How varying types of third party credibility affects email acquisition Experiment ID: #6441
Founded in 1844, Hillsdale College is an independent liberal arts college with a student body of about 1,400. Hillsdale’s educational mission rests upon two principles: academic excellence and institutional independence. The College does not accept federal or state taxpayer subsidies for any of its operations.
Timeframe: 3/6/2017 - 4/6/2017
Hillsdale launched a course designed to give students a better understanding of the role of the Executive Branch. Previous optimization efforts from a similar test on a different course had already shown that student validation outperformed the presence of a course schedule by 20.5%. They were interested in discovering how student quotes as third-party validation would perform against an endorsement from former President Ronald Reagan. They hypothesized that student quotes would outperform an endorsement from a former president because it was more personal, experienced-based, and spoke from the point of view of the page visitor.
They launched an A/B test to find out which treatment produced the highest email acquisition rate.
Will student quotes outperform a endorsement from a former president?
MECLABS Conversion Factors Targeted
C = 4m + 3v + 2( i - f) - 2a ©
Copyright 2015, MECLABS
|Treatment Name||Conv. Rate||Relative Difference||Confidence|
This experiment has a required sample size of 20,807 in order to be valid. Unfortunately, the required sample size was not met and a level of confidence above 95% was not met so the experiment results are not valid.

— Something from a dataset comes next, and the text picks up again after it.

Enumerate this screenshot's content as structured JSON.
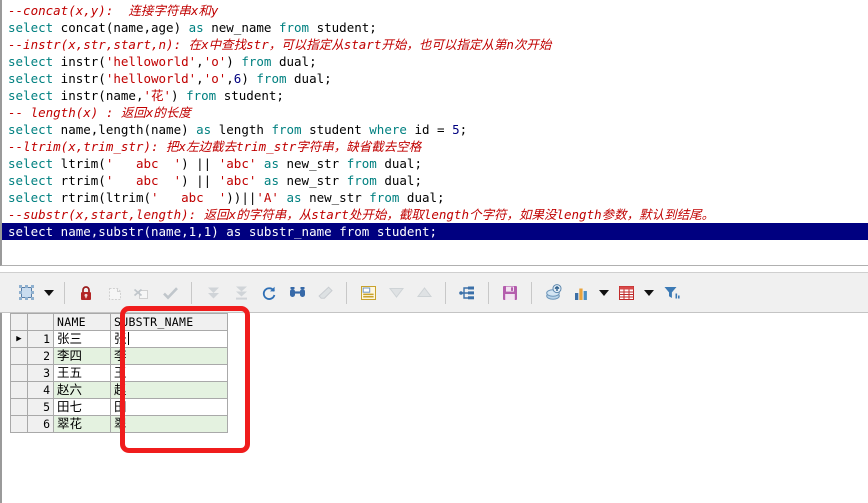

The results of this test were statistically insignificant. Even though the treatment with student quotes increased conversion by a 2%, the test could not be validated, which showed Hillsdale that prospects were not heavily influenced by varying types of third party validation. This prompted a reassessment of which page elements should be further tested.